Each line of the records is to be copied verbatim.

| Data extract |
************

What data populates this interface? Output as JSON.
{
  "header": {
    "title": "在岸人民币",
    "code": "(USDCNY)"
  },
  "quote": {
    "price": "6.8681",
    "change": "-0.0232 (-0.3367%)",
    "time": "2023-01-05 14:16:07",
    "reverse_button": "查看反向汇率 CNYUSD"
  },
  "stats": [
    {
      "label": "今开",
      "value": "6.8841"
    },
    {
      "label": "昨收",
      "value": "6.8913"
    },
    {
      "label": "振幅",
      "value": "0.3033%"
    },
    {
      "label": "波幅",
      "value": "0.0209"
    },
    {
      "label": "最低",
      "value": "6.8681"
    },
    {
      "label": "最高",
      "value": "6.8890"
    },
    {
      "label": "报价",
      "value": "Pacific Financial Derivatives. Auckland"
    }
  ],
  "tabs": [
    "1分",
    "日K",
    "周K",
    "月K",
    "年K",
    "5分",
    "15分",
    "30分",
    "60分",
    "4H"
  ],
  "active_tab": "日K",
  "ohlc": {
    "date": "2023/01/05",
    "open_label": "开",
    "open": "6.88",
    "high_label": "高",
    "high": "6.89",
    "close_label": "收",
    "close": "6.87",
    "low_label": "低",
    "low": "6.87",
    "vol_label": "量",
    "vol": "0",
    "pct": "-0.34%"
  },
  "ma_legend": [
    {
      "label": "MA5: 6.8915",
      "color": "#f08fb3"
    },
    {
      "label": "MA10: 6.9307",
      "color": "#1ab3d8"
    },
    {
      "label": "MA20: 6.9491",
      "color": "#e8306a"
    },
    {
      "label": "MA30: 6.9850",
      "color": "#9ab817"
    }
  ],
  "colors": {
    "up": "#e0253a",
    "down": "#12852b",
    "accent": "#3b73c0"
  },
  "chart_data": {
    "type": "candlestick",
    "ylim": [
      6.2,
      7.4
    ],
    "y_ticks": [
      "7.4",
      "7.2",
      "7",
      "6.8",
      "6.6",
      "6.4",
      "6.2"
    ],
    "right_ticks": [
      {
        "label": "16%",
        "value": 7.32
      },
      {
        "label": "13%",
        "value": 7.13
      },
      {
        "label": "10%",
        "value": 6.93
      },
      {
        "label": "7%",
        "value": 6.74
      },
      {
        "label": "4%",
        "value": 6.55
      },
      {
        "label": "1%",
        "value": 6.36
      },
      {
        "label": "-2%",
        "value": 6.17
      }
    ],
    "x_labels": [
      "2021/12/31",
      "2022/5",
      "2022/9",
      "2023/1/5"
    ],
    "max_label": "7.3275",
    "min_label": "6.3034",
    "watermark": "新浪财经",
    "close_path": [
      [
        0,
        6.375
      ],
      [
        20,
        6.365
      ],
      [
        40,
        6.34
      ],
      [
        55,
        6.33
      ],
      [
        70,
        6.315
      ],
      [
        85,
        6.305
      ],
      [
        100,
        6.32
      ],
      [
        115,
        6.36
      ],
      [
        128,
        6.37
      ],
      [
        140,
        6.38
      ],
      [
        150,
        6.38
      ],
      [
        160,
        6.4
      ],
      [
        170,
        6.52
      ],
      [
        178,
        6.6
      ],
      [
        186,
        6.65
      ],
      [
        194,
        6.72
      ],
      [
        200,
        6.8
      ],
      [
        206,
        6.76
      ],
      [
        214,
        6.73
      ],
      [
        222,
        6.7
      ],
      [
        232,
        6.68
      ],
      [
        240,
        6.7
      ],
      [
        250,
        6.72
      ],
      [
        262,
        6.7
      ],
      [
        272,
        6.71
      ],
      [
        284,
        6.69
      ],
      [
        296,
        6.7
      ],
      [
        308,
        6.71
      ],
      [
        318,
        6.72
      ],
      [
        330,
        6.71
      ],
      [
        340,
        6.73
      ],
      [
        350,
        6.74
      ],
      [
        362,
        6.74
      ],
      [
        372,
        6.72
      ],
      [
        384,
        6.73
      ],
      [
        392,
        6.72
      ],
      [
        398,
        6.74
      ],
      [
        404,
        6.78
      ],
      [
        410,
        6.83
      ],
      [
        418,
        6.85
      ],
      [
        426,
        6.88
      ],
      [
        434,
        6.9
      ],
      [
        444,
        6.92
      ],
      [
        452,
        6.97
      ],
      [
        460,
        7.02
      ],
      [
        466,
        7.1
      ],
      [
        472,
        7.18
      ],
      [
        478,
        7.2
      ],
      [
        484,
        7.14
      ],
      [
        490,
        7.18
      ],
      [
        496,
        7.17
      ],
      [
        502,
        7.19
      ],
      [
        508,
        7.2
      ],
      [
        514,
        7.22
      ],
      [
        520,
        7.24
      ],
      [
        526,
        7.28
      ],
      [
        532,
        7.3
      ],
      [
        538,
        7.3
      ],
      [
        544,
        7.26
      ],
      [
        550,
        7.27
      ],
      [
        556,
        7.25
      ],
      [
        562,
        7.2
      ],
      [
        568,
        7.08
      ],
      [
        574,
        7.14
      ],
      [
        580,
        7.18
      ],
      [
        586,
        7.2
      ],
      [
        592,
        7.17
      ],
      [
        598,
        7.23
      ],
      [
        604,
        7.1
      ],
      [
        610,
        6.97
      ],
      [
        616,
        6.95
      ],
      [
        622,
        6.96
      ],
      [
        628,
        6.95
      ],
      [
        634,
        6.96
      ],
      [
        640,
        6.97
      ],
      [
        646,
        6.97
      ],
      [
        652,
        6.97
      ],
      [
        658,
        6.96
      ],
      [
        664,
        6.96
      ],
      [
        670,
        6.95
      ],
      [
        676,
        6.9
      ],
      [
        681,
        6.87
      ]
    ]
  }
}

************

| Result of this exercise |
What data populates this interface? Output as JSON.
{
  "header": {
    "title": "在岸人民币",
    "code": "(USDCNY)"
  },
  "quote": {
    "price": "6.8681",
    "change": "-0.0232 (-0.3367%)",
    "time": "2023-01-05 14:16:07",
    "reverse_button": "查看反向汇率 CNYUSD"
  },
  "stats": [
    {
      "label": "今开",
      "value": "6.8841"
    },
    {
      "label": "昨收",
      "value": "6.8913"
    },
    {
      "label": "振幅",
      "value": "0.3033%"
    },
    {
      "label": "波幅",
      "value": "0.0209"
    },
    {
      "label": "最低",
      "value": "6.8681"
    },
    {
      "label": "最高",
      "value": "6.8890"
    },
    {
      "label": "报价",
      "value": "Pacific Financial Derivatives. Auckland"
    }
  ],
  "tabs": [
    "1分",
    "日K",
    "周K",
    "月K",
    "年K",
    "5分",
    "15分",
    "30分",
    "60分",
    "4H"
  ],
  "active_tab": "日K",
  "ohlc": {
    "date": "2023/01/05",
    "open_label": "开",
    "open": "6.88",
    "high_label": "高",
    "high": "6.89",
    "close_label": "收",
    "close": "6.87",
    "low_label": "低",
    "low": "6.87",
    "vol_label": "量",
    "vol": "0",
    "pct": "-0.34%"
  },
  "ma_legend": [
    {
      "label": "MA5: 6.8915",
      "color": "#f08fb3"
    },
    {
      "label": "MA10: 6.9307",
      "color": "#1ab3d8"
    },
    {
      "label": "MA20: 6.9491",
      "color": "#e8306a"
    },
    {
      "label": "MA30: 6.9850",
      "color": "#9ab817"
    }
  ],
  "colors": {
    "up": "#e0253a",
    "down": "#12852b",
    "accent": "#3b73c0"
  },
  "chart_data": {
    "type": "candlestick",
    "ylim": [
      6.2,
      7.4
    ],
    "y_ticks": [
      "7.4",
      "7.2",
      "7",
      "6.8",
      "6.6",
      "6.4",
      "6.2"
    ],
    "right_ticks": [
      {
        "label": "16%",
        "value": 7.32
      },
      {
        "label": "13%",
        "value": 7.13
      },
      {
        "label": "10%",
        "value": 6.93
      },
      {
        "label": "7%",
        "value": 6.74
      },
      {
        "label": "4%",
        "value": 6.55
      },
      {
        "label": "1%",
        "value": 6.36
      },
      {
        "label": "-2%",
        "value": 6.17
      }
    ],
    "x_labels": [
      "2021/12/31",
      "2022/5",
      "2022/9",
      "2023/1/5"
    ],
    "max_label": "7.3275",
    "min_label": "6.3034",
    "watermark": "新浪财经",
    "close_path": [
      [
        0,
        6.375
      ],
      [
        20,
        6.365
      ],
      [
        40,
        6.34
      ],
      [
        55,
        6.33
      ],
      [
        70,
        6.315
      ],
      [
        85,
        6.305
      ],
      [
        100,
        6.32
      ],
      [
        115,
        6.36
      ],
      [
        128,
        6.37
      ],
      [
        140,
        6.38
      ],
      [
        150,
        6.38
      ],
      [
        160,
        6.4
      ],
      [
        170,
        6.52
      ],
      [
        178,
        6.6
      ],
      [
        186,
        6.65
      ],
      [
        194,
        6.72
      ],
      [
        200,
        6.8
      ],
      [
        206,
        6.76
      ],
      [
        214,
        6.73
      ],
      [
        222,
        6.7
      ],
      [
        232,
        6.68
      ],
      [
        240,
        6.7
      ],
      [
        250,
        6.72
      ],
      [
        262,
        6.7
      ],
      [
        272,
        6.71
      ],
      [
        284,
        6.69
      ],
      [
        296,
        6.7
      ],
      [
        308,
        6.71
      ],
      [
        318,
        6.72
      ],
      [
        330,
        6.71
      ],
      [
        340,
        6.73
      ],
      [
        350,
        6.74
      ],
      [
        362,
        6.74
      ],
      [
        372,
        6.72
      ],
      [
        384,
        6.73
      ],
      [
        392,
        6.72
      ],
      [
        398,
        6.74
      ],
      [
        404,
        6.78
      ],
      [
        410,
        6.83
      ],
      [
        418,
        6.85
      ],
      [
        426,
        6.88
      ],
      [
        434,
        6.9
      ],
      [
        444,
        6.92
      ],
      [
        452,
        6.97
      ],
      [
        460,
        7.02
      ],
      [
        466,
        7.1
      ],
      [
        472,
        7.18
      ],
      [
        478,
        7.2
      ],
      [
        484,
        7.14
      ],
      [
        490,
        7.18
      ],
      [
        496,
        7.17
      ],
      [
        502,
        7.19
      ],
      [
        508,
        7.2
      ],
      [
        514,
        7.22
      ],
      [
        520,
        7.24
      ],
      [
        526,
        7.28
      ],
      [
        532,
        7.3
      ],
      [
        538,
        7.3
      ],
      [
        544,
        7.26
      ],
      [
        550,
        7.27
      ],
      [
        556,
        7.25
      ],
      [
        562,
        7.2
      ],
      [
        568,
        7.08
      ],
      [
        574,
        7.14
      ],
      [
        580,
        7.18
      ],
      [
        586,
        7.2
      ],
      [
        592,
        7.17
      ],
      [
        598,
        7.23
      ],
      [
        604,
        7.1
      ],
      [
        610,
        6.97
      ],
      [
        616,
        6.95
      ],
      [
        622,
        6.96
      ],
      [
        628,
        6.95
      ],
      [
        634,
        6.96
      ],
      [
        640,
        6.97
      ],
      [
        646,
        6.97
      ],
      [
        652,
        6.97
      ],
      [
        658,
        6.96
      ],
      [
        664,
        6.96
      ],
      [
        670,
        6.95
      ],
      [
        676,
        6.9
      ],
      [
        681,
        6.87
      ]
    ]
  }
}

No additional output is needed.